There's also a fine scene early in the movie "Gettysburg". Colonel Joshua Chamberlain is leading his men toward Gettysburg, and is walking his horse because it's blazing hot and if his men have to march, he will too. His master sergeant is a crusty emigre from Ireland who can't stand the South because their society is too aristocratic, like England (which he also doesn't care for much). But after a while he comes up to the colonel and suggests, you've made your point, now get on that horse - the men want to know that their officers aren't stupid.

thefederalist said...

There's also a fine scene early in the movie "Gettysburg". Colonel Joshua Chamberlain is leading his men toward Gettysburg, and is walking his horse because it's blazing hot and if his men have to march, he will too. His master sergeant is a crusty emigre from Ireland who can't stand the South because their society is too aristocratic, like England (which he also doesn't care for much). But after a while he comes up to the colonel and suggests, you've made your point, now get on that horse - the men want to know that their officers aren't stupid.

thefederalist said...

There's also a fine scene early in the movie "Gettysburg". Colonel Joshua Chamberlain is leading his men toward Gettysburg, and is walking his horse because it's blazing hot and if his men have to march, he will too. His master sergeant is a crusty emigre from Ireland who can't stand the South because their society is too aristocratic, like England (which he also doesn't care for much). But after a while he comes up to the colonel and suggests, you've made your point, now get on that horse - the men want to know that their officers aren't stupid.

Caeremonarius said...

Another example, besides Pius X, of a Pope who broke with accepted tradition, is Pius V. He was the first, from what I have been told, to wear the white cassock. It was simply that he was a Dominican, and he wished to wear the habit of his order rather than the traditional Papal garments.

No, no, and NO!

St. Pius V was NOT the first pope to wear white. Popes have worn white since at least the time of Sixtus IV (d. 1484).

See this contemporary painting of Sixtus IV, and note his white cassock under his rochet:

http://www.christusrex.org/www1/vaticano/P-Platina.jpg

I'm a Lay Dominican and would love for the story of Pius V to be true, but it simply isn't.

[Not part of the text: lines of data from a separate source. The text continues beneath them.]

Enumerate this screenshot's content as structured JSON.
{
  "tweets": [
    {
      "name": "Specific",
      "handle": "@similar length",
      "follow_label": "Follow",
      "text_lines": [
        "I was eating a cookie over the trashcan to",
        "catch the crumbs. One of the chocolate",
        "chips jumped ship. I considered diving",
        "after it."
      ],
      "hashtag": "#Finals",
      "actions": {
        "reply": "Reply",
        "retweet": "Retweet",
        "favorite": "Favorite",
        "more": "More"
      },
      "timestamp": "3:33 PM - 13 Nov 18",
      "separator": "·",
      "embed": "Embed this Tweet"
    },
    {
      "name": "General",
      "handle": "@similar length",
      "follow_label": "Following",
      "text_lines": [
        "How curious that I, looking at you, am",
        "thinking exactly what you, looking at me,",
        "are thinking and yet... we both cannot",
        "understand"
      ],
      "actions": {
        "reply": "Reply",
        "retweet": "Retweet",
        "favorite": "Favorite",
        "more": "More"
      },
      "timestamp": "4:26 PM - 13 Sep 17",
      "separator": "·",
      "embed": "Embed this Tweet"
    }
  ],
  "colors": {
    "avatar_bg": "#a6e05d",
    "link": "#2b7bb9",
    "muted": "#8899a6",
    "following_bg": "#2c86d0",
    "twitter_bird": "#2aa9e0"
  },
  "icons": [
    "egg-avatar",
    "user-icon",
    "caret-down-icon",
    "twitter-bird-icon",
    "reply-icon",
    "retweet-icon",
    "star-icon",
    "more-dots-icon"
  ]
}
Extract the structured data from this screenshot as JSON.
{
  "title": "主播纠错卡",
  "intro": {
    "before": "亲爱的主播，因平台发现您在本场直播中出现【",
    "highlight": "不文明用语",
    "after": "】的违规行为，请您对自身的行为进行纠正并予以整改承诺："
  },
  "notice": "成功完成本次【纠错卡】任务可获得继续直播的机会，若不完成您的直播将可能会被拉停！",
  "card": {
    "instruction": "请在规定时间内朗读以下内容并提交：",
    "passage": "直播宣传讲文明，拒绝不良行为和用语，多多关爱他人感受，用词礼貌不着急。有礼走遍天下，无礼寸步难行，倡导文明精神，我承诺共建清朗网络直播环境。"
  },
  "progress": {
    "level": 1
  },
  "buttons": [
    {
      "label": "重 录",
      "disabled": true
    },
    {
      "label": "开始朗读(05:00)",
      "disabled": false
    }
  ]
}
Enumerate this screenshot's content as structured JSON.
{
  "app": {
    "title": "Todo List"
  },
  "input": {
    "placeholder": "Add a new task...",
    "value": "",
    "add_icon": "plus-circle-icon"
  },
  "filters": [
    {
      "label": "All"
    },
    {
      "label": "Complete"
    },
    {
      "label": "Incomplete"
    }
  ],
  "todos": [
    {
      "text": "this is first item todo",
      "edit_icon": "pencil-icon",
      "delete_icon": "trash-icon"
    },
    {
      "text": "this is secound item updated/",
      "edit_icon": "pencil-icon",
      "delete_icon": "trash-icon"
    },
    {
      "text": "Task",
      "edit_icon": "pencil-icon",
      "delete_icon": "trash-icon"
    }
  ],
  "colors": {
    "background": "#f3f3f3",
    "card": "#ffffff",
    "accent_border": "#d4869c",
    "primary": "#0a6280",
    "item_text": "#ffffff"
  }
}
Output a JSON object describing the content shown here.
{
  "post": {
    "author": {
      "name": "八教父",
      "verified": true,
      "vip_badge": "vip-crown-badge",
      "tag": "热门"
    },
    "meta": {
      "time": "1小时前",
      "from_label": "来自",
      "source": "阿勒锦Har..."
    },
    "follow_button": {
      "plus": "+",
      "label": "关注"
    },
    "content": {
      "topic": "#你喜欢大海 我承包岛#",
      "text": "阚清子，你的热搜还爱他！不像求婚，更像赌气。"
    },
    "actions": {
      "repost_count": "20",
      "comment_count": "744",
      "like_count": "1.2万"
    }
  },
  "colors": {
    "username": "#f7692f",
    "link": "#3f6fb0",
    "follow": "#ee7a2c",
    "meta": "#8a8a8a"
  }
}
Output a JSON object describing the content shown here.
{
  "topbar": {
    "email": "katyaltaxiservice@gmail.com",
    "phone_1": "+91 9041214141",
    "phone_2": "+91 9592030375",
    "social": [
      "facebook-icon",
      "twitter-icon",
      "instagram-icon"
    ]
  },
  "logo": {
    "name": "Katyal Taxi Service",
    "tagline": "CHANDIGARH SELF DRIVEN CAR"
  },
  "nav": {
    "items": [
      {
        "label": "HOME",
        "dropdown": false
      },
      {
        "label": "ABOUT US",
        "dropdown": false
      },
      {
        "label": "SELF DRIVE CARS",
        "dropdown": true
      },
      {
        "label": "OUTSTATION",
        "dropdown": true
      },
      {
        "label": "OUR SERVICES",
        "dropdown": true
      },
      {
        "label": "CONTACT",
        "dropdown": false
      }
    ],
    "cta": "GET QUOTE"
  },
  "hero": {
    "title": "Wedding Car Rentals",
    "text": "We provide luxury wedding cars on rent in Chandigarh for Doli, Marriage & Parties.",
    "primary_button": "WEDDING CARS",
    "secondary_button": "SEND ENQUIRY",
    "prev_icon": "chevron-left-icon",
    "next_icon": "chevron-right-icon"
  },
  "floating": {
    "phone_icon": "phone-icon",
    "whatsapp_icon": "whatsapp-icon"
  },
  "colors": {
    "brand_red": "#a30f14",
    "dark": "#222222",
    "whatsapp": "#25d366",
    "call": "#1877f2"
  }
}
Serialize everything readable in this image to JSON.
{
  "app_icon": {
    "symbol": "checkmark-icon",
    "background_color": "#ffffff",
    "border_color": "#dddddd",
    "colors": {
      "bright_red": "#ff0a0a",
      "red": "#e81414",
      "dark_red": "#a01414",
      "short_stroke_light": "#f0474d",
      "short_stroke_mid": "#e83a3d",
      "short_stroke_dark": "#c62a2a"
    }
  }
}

B et G said...

Caermonarius,
Ha, thanks! That's what I get for believing my husband (the lay Dominican). Next time I'll check sources. It's true about Pius X and his dinner, though. :)
Rebecca

B et G said...

Hmm, so apparently this guy thinks that the story about Pius V is kinda true...http://electingthepope.net/question/why-does-the-pope-wear-white/
Maybe they wore white *a little bit* before, but after Pius V they wore white big-time? Seems like it's recent enough history that we should be able to get a straight story on it? I think it is true at any rate that Pius V chose to simply wear his Dominican habit?
Rebecca

Post a Comment